Monday, October 01, 2007

Speaking of Dante's three dreams

As we look at the three dreams of the pilgrim (cantos 9, 19, 27), we might want to consider if, and how, they address the status of the pilgrim soul -- e.g., how might Dante have viewed Pelagianism, a heresy we glanced at when we were reading Augustine last year?

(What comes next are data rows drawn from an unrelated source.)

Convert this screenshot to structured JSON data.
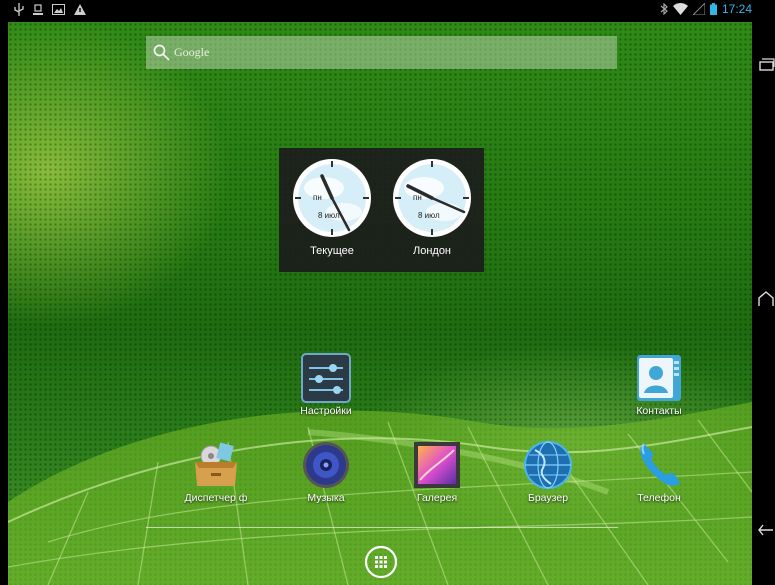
{
  "status_bar": {
    "left_icons": [
      "usb-icon",
      "storage-icon",
      "gallery-notification-icon",
      "warning-icon"
    ],
    "right_icons": [
      "bluetooth-icon",
      "wifi-icon",
      "cell-signal-icon",
      "battery-icon"
    ],
    "time": "17:24"
  },
  "search": {
    "placeholder": "Google"
  },
  "clock_widget": {
    "clocks": [
      {
        "label": "Текущее",
        "day": "пн",
        "date": "8 июл"
      },
      {
        "label": "Лондон",
        "day": "пн",
        "date": "8 июл"
      }
    ]
  },
  "apps": {
    "settings": "Настройки",
    "contacts": "Контакты",
    "file_manager": "Диспетчер ф",
    "music": "Музыка",
    "gallery": "Галерея",
    "browser": "Браузер",
    "phone": "Телефон"
  },
  "nav_bar": {
    "buttons": [
      "recent-apps-icon",
      "home-icon",
      "back-icon"
    ]
  },
  "colors": {
    "clock_accent": "#33b5e5",
    "wallpaper_green": "#257a12"
  }
}
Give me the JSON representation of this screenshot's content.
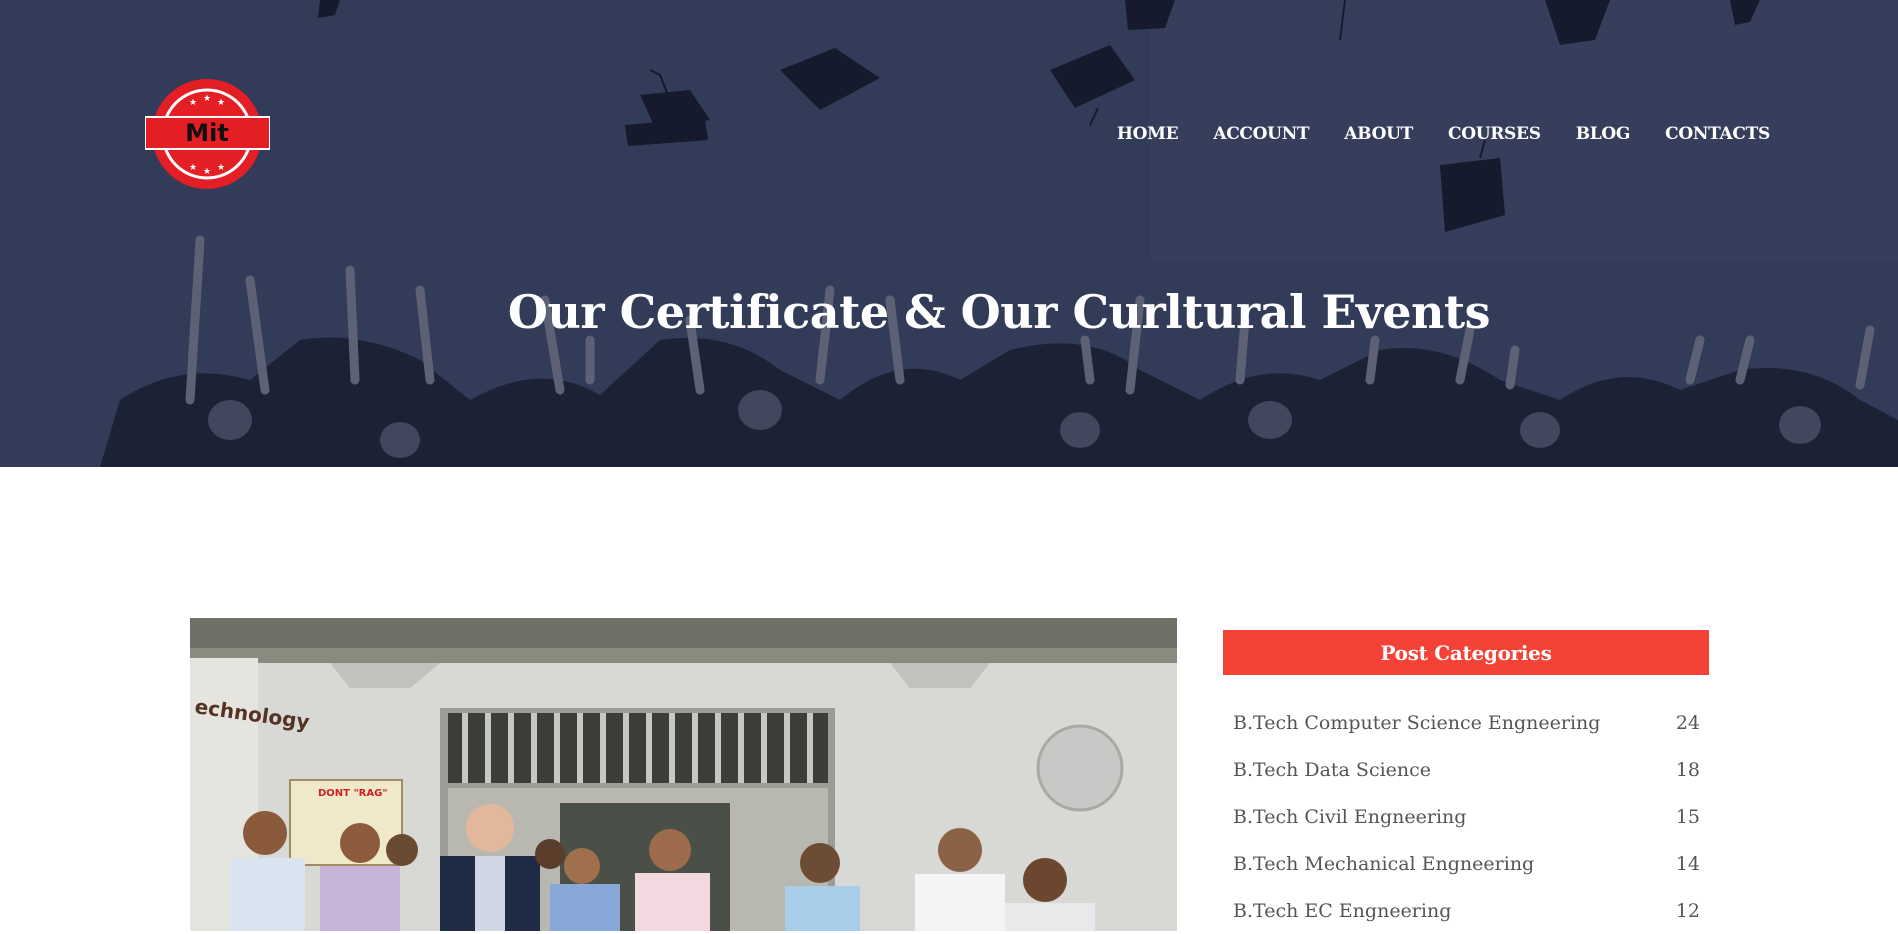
{
  "brand": {
    "logo_text": "Mit"
  },
  "nav": {
    "items": [
      {
        "label": "HOME"
      },
      {
        "label": "ACCOUNT"
      },
      {
        "label": "ABOUT"
      },
      {
        "label": "COURSES"
      },
      {
        "label": "BLOG"
      },
      {
        "label": "CONTACTS"
      }
    ]
  },
  "hero": {
    "title": "Our Certificate & Our Curltural Events"
  },
  "sidebar": {
    "title": "Post Categories",
    "categories": [
      {
        "label": "B.Tech Computer Science Engneering",
        "count": "24"
      },
      {
        "label": "B.Tech Data Science",
        "count": "18"
      },
      {
        "label": "B.Tech Civil Engneering",
        "count": "15"
      },
      {
        "label": "B.Tech Mechanical Engneering",
        "count": "14"
      },
      {
        "label": "B.Tech EC Engneering",
        "count": "12"
      }
    ]
  },
  "photo": {
    "sign_text": "DONT \"RAG\"",
    "wall_text": "echnology"
  },
  "colors": {
    "accent": "#f44336",
    "hero_overlay": "#2f3856",
    "nav_text": "#ffffff",
    "logo_red": "#e31e24"
  }
}
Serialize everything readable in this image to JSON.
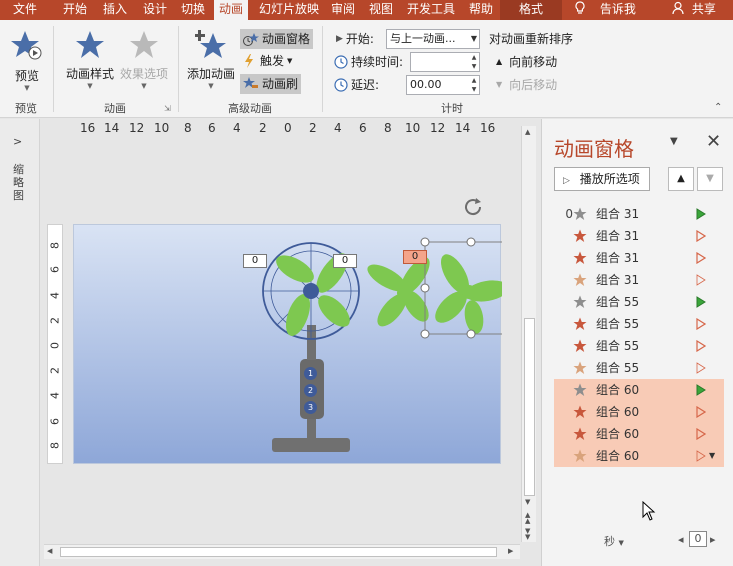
{
  "tabs": [
    {
      "label": "文件",
      "active": false
    },
    {
      "label": "开始",
      "active": false
    },
    {
      "label": "插入",
      "active": false
    },
    {
      "label": "设计",
      "active": false
    },
    {
      "label": "切换",
      "active": false
    },
    {
      "label": "动画",
      "active": true
    },
    {
      "label": "幻灯片放映",
      "active": false
    },
    {
      "label": "审阅",
      "active": false
    },
    {
      "label": "视图",
      "active": false
    },
    {
      "label": "开发工具",
      "active": false
    },
    {
      "label": "帮助",
      "active": false
    },
    {
      "label": "格式",
      "active": false
    }
  ],
  "tellme": "告诉我",
  "share": "共享",
  "ribbon": {
    "preview": {
      "button": "预览",
      "group": "预览"
    },
    "animation": {
      "style_button": "动画样式",
      "effect_button": "效果选项",
      "group": "动画"
    },
    "advanced": {
      "add_button": "添加动画",
      "pane_button": "动画窗格",
      "trigger_button": "触发",
      "painter_button": "动画刷",
      "group": "高级动画"
    },
    "timing": {
      "start_label": "开始:",
      "start_value": "与上一动画...",
      "duration_label": "持续时间:",
      "duration_value": "",
      "delay_label": "延迟:",
      "delay_value": "00.00",
      "group": "计时"
    },
    "reorder": {
      "title": "对动画重新排序",
      "earlier": "向前移动",
      "later": "向后移动"
    }
  },
  "left_panel_label": "缩略图",
  "ruler": {
    "horizontal": [
      "16",
      "14",
      "12",
      "10",
      "8",
      "6",
      "4",
      "2",
      "0",
      "2",
      "4",
      "6",
      "8",
      "10",
      "12",
      "14",
      "16"
    ],
    "vertical": [
      "8",
      "6",
      "4",
      "2",
      "0",
      "2",
      "4",
      "6",
      "8"
    ]
  },
  "slide": {
    "tags": [
      "0",
      "0",
      "0"
    ],
    "badges": [
      "1",
      "2",
      "3"
    ]
  },
  "anim_pane": {
    "title": "动画窗格",
    "play_button": "播放所选项",
    "items": [
      {
        "num": "0",
        "star": "gray",
        "name": "组合 31",
        "tri": "filled",
        "sel": false
      },
      {
        "num": "",
        "star": "red",
        "name": "组合 31",
        "tri": "outline",
        "sel": false
      },
      {
        "num": "",
        "star": "red",
        "name": "组合 31",
        "tri": "outline",
        "sel": false
      },
      {
        "num": "",
        "star": "tan",
        "name": "组合 31",
        "tri": "thin",
        "sel": false
      },
      {
        "num": "",
        "star": "gray",
        "name": "组合 55",
        "tri": "filled",
        "sel": false
      },
      {
        "num": "",
        "star": "red",
        "name": "组合 55",
        "tri": "outline",
        "sel": false
      },
      {
        "num": "",
        "star": "red",
        "name": "组合 55",
        "tri": "outline",
        "sel": false
      },
      {
        "num": "",
        "star": "tan",
        "name": "组合 55",
        "tri": "thin",
        "sel": false
      },
      {
        "num": "",
        "star": "gray",
        "name": "组合 60",
        "tri": "filled",
        "sel": true
      },
      {
        "num": "",
        "star": "red",
        "name": "组合 60",
        "tri": "outline",
        "sel": true
      },
      {
        "num": "",
        "star": "red",
        "name": "组合 60",
        "tri": "outline",
        "sel": true
      },
      {
        "num": "",
        "star": "tan",
        "name": "组合 60",
        "tri": "thin",
        "sel": true
      }
    ],
    "seconds_label": "秒",
    "zoom_value": "0"
  },
  "colors": {
    "accent": "#b7472a",
    "selection": "#f8cbb6",
    "star_gray": "#8e8e8e",
    "star_red": "#c8573c",
    "star_tan": "#d9a37c",
    "tri_green": "#3aa53a",
    "tri_red": "#d6674a"
  }
}
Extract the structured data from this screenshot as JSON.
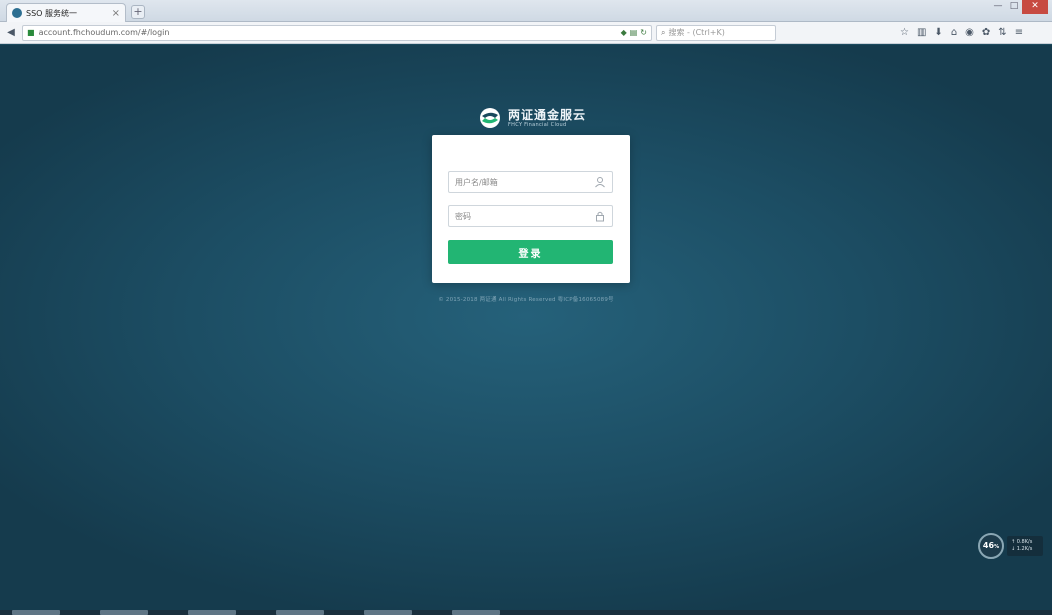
{
  "browser": {
    "tab_title": "SSO 服务统一",
    "tab_close": "×",
    "new_tab": "+",
    "window_title": "",
    "url": "account.fhchoudum.com/#/login",
    "search_placeholder": "搜索 - (Ctrl+K)",
    "window_controls": [
      "—",
      "□",
      "✕"
    ]
  },
  "page": {
    "logo_title": "两证通金服云",
    "logo_sub": "FHCY Financial Cloud",
    "username_placeholder": "用户名/邮箱",
    "password_placeholder": "密码",
    "login_button": "登录",
    "copyright": "© 2015-2018 两证通 All Rights Reserved 粤ICP备16065089号"
  },
  "widget": {
    "speed_value": "46",
    "speed_unit": "%",
    "line1": "↑ 0.8K/s",
    "line2": "↓ 1.2K/s"
  },
  "colors": {
    "background": "#1b4a5e",
    "accent_green": "#22b573",
    "card": "#ffffff"
  }
}
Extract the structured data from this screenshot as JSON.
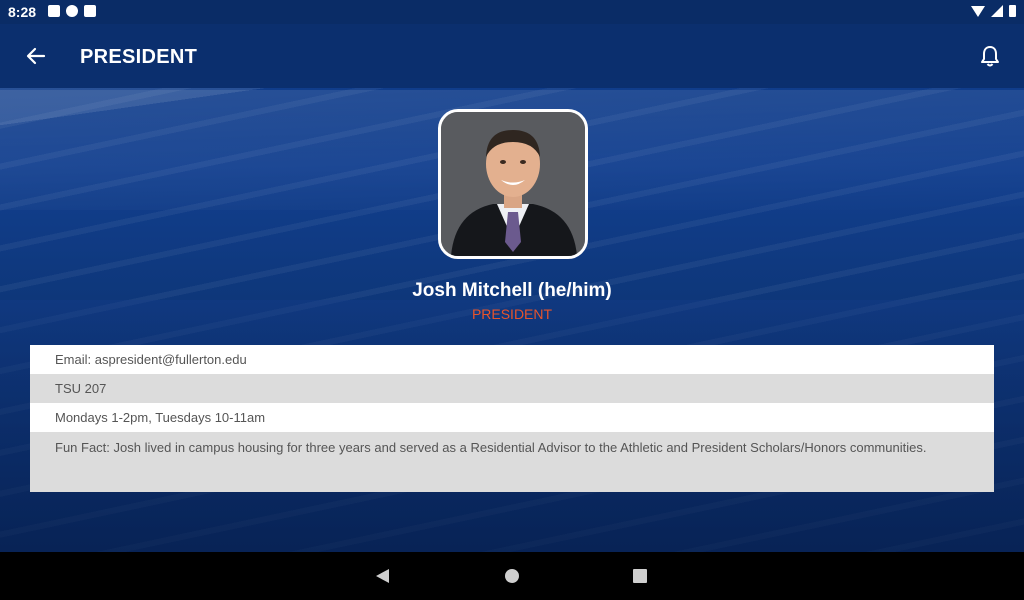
{
  "status_bar": {
    "time": "8:28",
    "left_icons": [
      "notification-a-icon",
      "notification-o-icon",
      "sd-card-icon"
    ],
    "right_icons": [
      "wifi-icon",
      "signal-icon",
      "battery-icon"
    ]
  },
  "app_bar": {
    "title": "PRESIDENT",
    "back_icon": "arrow-left-icon",
    "action_icon": "bell-icon"
  },
  "profile": {
    "name": "Josh Mitchell (he/him)",
    "role": "PRESIDENT"
  },
  "details": {
    "email": "Email: aspresident@fullerton.edu",
    "office": "TSU 207",
    "hours": "Mondays 1-2pm, Tuesdays 10-11am",
    "fun_fact": "Fun Fact: Josh lived in campus housing for three years and served as a Residential Advisor to the Athletic and President Scholars/Honors communities."
  },
  "colors": {
    "app_bar": "#0b2f6e",
    "role_accent": "#e8542b",
    "row_white": "#ffffff",
    "row_gray": "#dcdcdc"
  },
  "nav_bar": {
    "icons": [
      "back-triangle-icon",
      "home-circle-icon",
      "recents-square-icon"
    ]
  }
}
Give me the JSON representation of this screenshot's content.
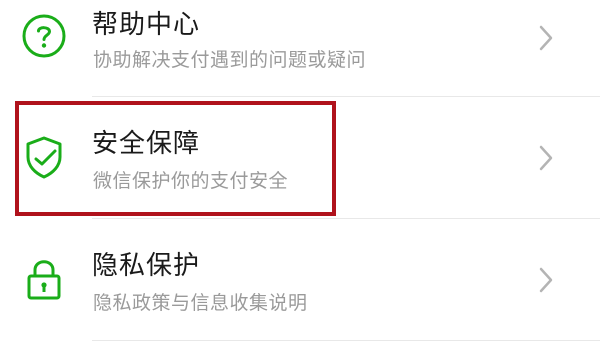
{
  "colors": {
    "icon_green": "#1aad19",
    "highlight_red": "#b0121c",
    "title_text": "#1a1a1a",
    "subtitle_text": "#9a9a9a"
  },
  "items": [
    {
      "icon": "question-circle-icon",
      "title": "帮助中心",
      "subtitle": "协助解决支付遇到的问题或疑问"
    },
    {
      "icon": "shield-check-icon",
      "title": "安全保障",
      "subtitle": "微信保护你的支付安全"
    },
    {
      "icon": "lock-icon",
      "title": "隐私保护",
      "subtitle": "隐私政策与信息收集说明"
    }
  ]
}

Pelagianism is a theological theory named after Pelagius. It is the belief that original sin did not taint human nature (which, being created from God, was divine), and that mortal will is still capable of choosing good or evil without Divine aid. Thus, Adam's sin was "to set a bad example" for his progeny, but his actions did not have the other consequences imputed to Original Sin. Pelagianism views the role of Jesus as "setting a good example" for the rest of humanity (thus counteracting Adam's bad example). In short, humanity has full control, and thus full responsibility, for its own salvation in addition to full responsibility for every sin (the latter insisted upon by both proponents and opponents of Pelagianism).

No comments: